◆ **Exercise requirements**
Write out the records again exactly and exclude the pictures.
--- Given records ---
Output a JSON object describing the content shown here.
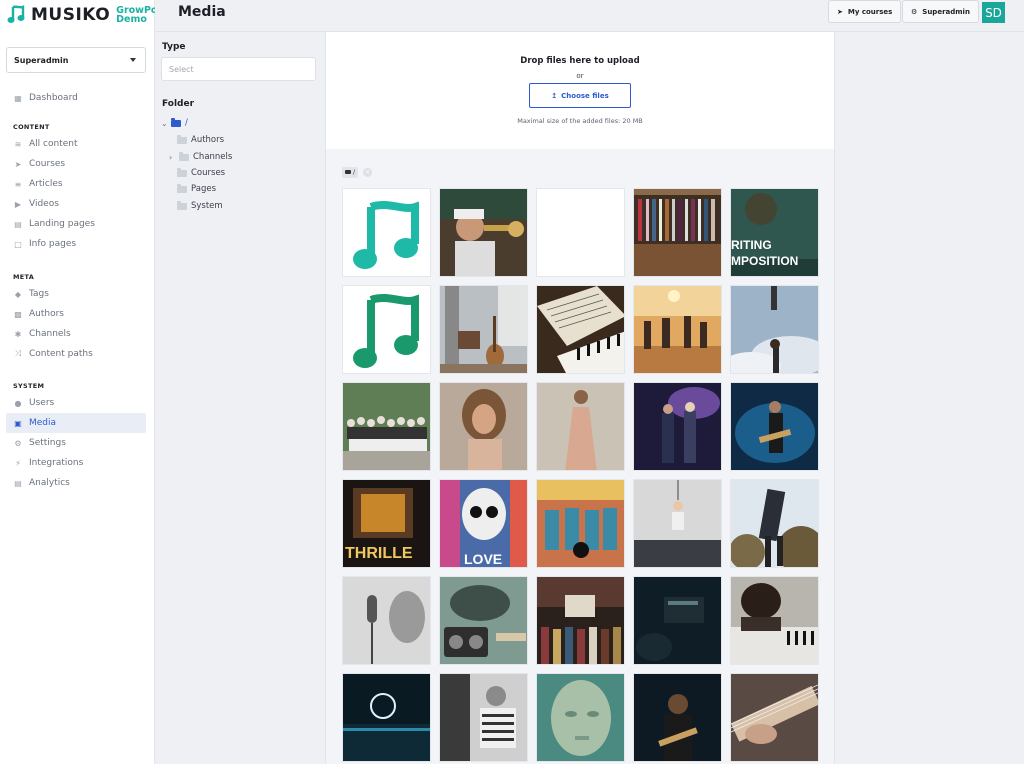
{
  "brand": {
    "name": "MUSIKO",
    "sub_line1": "GrowPoint",
    "sub_line2": "Demo",
    "accent": "#19b3a3"
  },
  "role_select": {
    "value": "Superadmin"
  },
  "nav": {
    "dashboard": "Dashboard",
    "content_title": "CONTENT",
    "content": [
      "All content",
      "Courses",
      "Articles",
      "Videos",
      "Landing pages",
      "Info pages"
    ],
    "meta_title": "META",
    "meta": [
      "Tags",
      "Authors",
      "Channels",
      "Content paths"
    ],
    "system_title": "SYSTEM",
    "system": [
      "Users",
      "Media",
      "Settings",
      "Integrations",
      "Analytics"
    ],
    "active": "Media"
  },
  "header": {
    "title": "Media",
    "my_courses": "My courses",
    "superadmin": "Superadmin",
    "avatar_initials": "SD"
  },
  "filter": {
    "type_label": "Type",
    "type_placeholder": "Select",
    "folder_label": "Folder",
    "root": "/",
    "folders": [
      "Authors",
      "Channels",
      "Courses",
      "Pages",
      "System"
    ]
  },
  "upload": {
    "drop_text": "Drop files here to upload",
    "or_text": "or",
    "choose_label": "Choose files",
    "max_size": "Maximal size of the added files: 20 MB"
  },
  "breadcrumb": {
    "path": "/"
  },
  "media_items": [
    {
      "name": "logo-teal"
    },
    {
      "name": "trumpet-player"
    },
    {
      "name": "blank-white"
    },
    {
      "name": "record-shelf"
    },
    {
      "name": "writing-composition",
      "overlay_line1": "RITING",
      "overlay_line2": "MPOSITION"
    },
    {
      "name": "logo-green"
    },
    {
      "name": "guitar-room"
    },
    {
      "name": "sheet-music-piano"
    },
    {
      "name": "people-sunset"
    },
    {
      "name": "hands-sky"
    },
    {
      "name": "group-photo"
    },
    {
      "name": "woman-curly-hair"
    },
    {
      "name": "woman-dress"
    },
    {
      "name": "concert-duo"
    },
    {
      "name": "guitarist-stage"
    },
    {
      "name": "thriller-sign",
      "overlay_text": "THRILLE"
    },
    {
      "name": "lennon-mural",
      "overlay_text": "LOVE"
    },
    {
      "name": "beatles-mural"
    },
    {
      "name": "hanging-figure"
    },
    {
      "name": "jumping-man"
    },
    {
      "name": "singer-microphone"
    },
    {
      "name": "radio-relax"
    },
    {
      "name": "vinyl-crates"
    },
    {
      "name": "dark-synth"
    },
    {
      "name": "woman-piano"
    },
    {
      "name": "neon-studio"
    },
    {
      "name": "accordion-player"
    },
    {
      "name": "statue-head"
    },
    {
      "name": "bass-player"
    },
    {
      "name": "guitar-closeup"
    }
  ]
}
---
◆ **Finished task**
Output a JSON object describing the content shown here.
{
  "brand": {
    "name": "MUSIKO",
    "sub_line1": "GrowPoint",
    "sub_line2": "Demo",
    "accent": "#19b3a3"
  },
  "role_select": {
    "value": "Superadmin"
  },
  "nav": {
    "dashboard": "Dashboard",
    "content_title": "CONTENT",
    "content": [
      "All content",
      "Courses",
      "Articles",
      "Videos",
      "Landing pages",
      "Info pages"
    ],
    "meta_title": "META",
    "meta": [
      "Tags",
      "Authors",
      "Channels",
      "Content paths"
    ],
    "system_title": "SYSTEM",
    "system": [
      "Users",
      "Media",
      "Settings",
      "Integrations",
      "Analytics"
    ],
    "active": "Media"
  },
  "header": {
    "title": "Media",
    "my_courses": "My courses",
    "superadmin": "Superadmin",
    "avatar_initials": "SD"
  },
  "filter": {
    "type_label": "Type",
    "type_placeholder": "Select",
    "folder_label": "Folder",
    "root": "/",
    "folders": [
      "Authors",
      "Channels",
      "Courses",
      "Pages",
      "System"
    ]
  },
  "upload": {
    "drop_text": "Drop files here to upload",
    "or_text": "or",
    "choose_label": "Choose files",
    "max_size": "Maximal size of the added files: 20 MB"
  },
  "breadcrumb": {
    "path": "/"
  },
  "media_items": [
    {
      "name": "logo-teal"
    },
    {
      "name": "trumpet-player"
    },
    {
      "name": "blank-white"
    },
    {
      "name": "record-shelf"
    },
    {
      "name": "writing-composition",
      "overlay_line1": "RITING",
      "overlay_line2": "MPOSITION"
    },
    {
      "name": "logo-green"
    },
    {
      "name": "guitar-room"
    },
    {
      "name": "sheet-music-piano"
    },
    {
      "name": "people-sunset"
    },
    {
      "name": "hands-sky"
    },
    {
      "name": "group-photo"
    },
    {
      "name": "woman-curly-hair"
    },
    {
      "name": "woman-dress"
    },
    {
      "name": "concert-duo"
    },
    {
      "name": "guitarist-stage"
    },
    {
      "name": "thriller-sign",
      "overlay_text": "THRILLE"
    },
    {
      "name": "lennon-mural",
      "overlay_text": "LOVE"
    },
    {
      "name": "beatles-mural"
    },
    {
      "name": "hanging-figure"
    },
    {
      "name": "jumping-man"
    },
    {
      "name": "singer-microphone"
    },
    {
      "name": "radio-relax"
    },
    {
      "name": "vinyl-crates"
    },
    {
      "name": "dark-synth"
    },
    {
      "name": "woman-piano"
    },
    {
      "name": "neon-studio"
    },
    {
      "name": "accordion-player"
    },
    {
      "name": "statue-head"
    },
    {
      "name": "bass-player"
    },
    {
      "name": "guitar-closeup"
    }
  ]
}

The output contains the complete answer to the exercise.